=== MATERIAL SUPPLIED ===

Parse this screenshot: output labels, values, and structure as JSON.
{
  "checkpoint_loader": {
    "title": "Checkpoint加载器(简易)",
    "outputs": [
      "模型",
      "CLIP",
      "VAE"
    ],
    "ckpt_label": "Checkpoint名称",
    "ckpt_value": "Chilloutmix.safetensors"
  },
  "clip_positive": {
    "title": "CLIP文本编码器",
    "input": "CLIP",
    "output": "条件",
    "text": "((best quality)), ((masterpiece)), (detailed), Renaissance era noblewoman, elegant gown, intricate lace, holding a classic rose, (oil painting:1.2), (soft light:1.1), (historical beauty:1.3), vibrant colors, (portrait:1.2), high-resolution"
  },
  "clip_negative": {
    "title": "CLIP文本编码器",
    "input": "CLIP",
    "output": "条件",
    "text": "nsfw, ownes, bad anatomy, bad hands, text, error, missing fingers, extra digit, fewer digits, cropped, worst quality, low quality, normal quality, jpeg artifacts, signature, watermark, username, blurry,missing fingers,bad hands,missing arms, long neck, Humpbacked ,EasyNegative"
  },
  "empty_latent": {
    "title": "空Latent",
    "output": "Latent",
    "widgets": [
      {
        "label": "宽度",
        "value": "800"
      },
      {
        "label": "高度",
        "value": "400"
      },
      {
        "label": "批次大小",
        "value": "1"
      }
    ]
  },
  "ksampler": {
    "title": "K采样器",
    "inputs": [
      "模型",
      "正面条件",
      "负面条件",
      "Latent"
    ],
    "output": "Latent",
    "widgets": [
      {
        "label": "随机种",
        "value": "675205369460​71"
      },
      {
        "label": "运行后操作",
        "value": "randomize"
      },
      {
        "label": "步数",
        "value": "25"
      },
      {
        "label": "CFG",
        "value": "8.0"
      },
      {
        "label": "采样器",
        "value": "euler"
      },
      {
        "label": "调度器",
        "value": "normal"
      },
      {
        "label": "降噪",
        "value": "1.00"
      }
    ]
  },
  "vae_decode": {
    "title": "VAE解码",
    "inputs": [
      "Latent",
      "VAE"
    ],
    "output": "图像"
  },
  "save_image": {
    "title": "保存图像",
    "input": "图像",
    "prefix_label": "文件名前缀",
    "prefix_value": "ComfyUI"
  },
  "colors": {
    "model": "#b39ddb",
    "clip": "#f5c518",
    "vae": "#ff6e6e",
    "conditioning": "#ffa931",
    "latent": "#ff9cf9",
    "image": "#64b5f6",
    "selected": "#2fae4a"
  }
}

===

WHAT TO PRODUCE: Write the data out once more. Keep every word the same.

REPLY TO THE EXERCISE:
Parse this screenshot: output labels, values, and structure as JSON.
{
  "checkpoint_loader": {
    "title": "Checkpoint加载器(简易)",
    "outputs": [
      "模型",
      "CLIP",
      "VAE"
    ],
    "ckpt_label": "Checkpoint名称",
    "ckpt_value": "Chilloutmix.safetensors"
  },
  "clip_positive": {
    "title": "CLIP文本编码器",
    "input": "CLIP",
    "output": "条件",
    "text": "((best quality)), ((masterpiece)), (detailed), Renaissance era noblewoman, elegant gown, intricate lace, holding a classic rose, (oil painting:1.2), (soft light:1.1), (historical beauty:1.3), vibrant colors, (portrait:1.2), high-resolution"
  },
  "clip_negative": {
    "title": "CLIP文本编码器",
    "input": "CLIP",
    "output": "条件",
    "text": "nsfw, ownes, bad anatomy, bad hands, text, error, missing fingers, extra digit, fewer digits, cropped, worst quality, low quality, normal quality, jpeg artifacts, signature, watermark, username, blurry,missing fingers,bad hands,missing arms, long neck, Humpbacked ,EasyNegative"
  },
  "empty_latent": {
    "title": "空Latent",
    "output": "Latent",
    "widgets": [
      {
        "label": "宽度",
        "value": "800"
      },
      {
        "label": "高度",
        "value": "400"
      },
      {
        "label": "批次大小",
        "value": "1"
      }
    ]
  },
  "ksampler": {
    "title": "K采样器",
    "inputs": [
      "模型",
      "正面条件",
      "负面条件",
      "Latent"
    ],
    "output": "Latent",
    "widgets": [
      {
        "label": "随机种",
        "value": "675205369460​71"
      },
      {
        "label": "运行后操作",
        "value": "randomize"
      },
      {
        "label": "步数",
        "value": "25"
      },
      {
        "label": "CFG",
        "value": "8.0"
      },
      {
        "label": "采样器",
        "value": "euler"
      },
      {
        "label": "调度器",
        "value": "normal"
      },
      {
        "label": "降噪",
        "value": "1.00"
      }
    ]
  },
  "vae_decode": {
    "title": "VAE解码",
    "inputs": [
      "Latent",
      "VAE"
    ],
    "output": "图像"
  },
  "save_image": {
    "title": "保存图像",
    "input": "图像",
    "prefix_label": "文件名前缀",
    "prefix_value": "ComfyUI"
  },
  "colors": {
    "model": "#b39ddb",
    "clip": "#f5c518",
    "vae": "#ff6e6e",
    "conditioning": "#ffa931",
    "latent": "#ff9cf9",
    "image": "#64b5f6",
    "selected": "#2fae4a"
  }
}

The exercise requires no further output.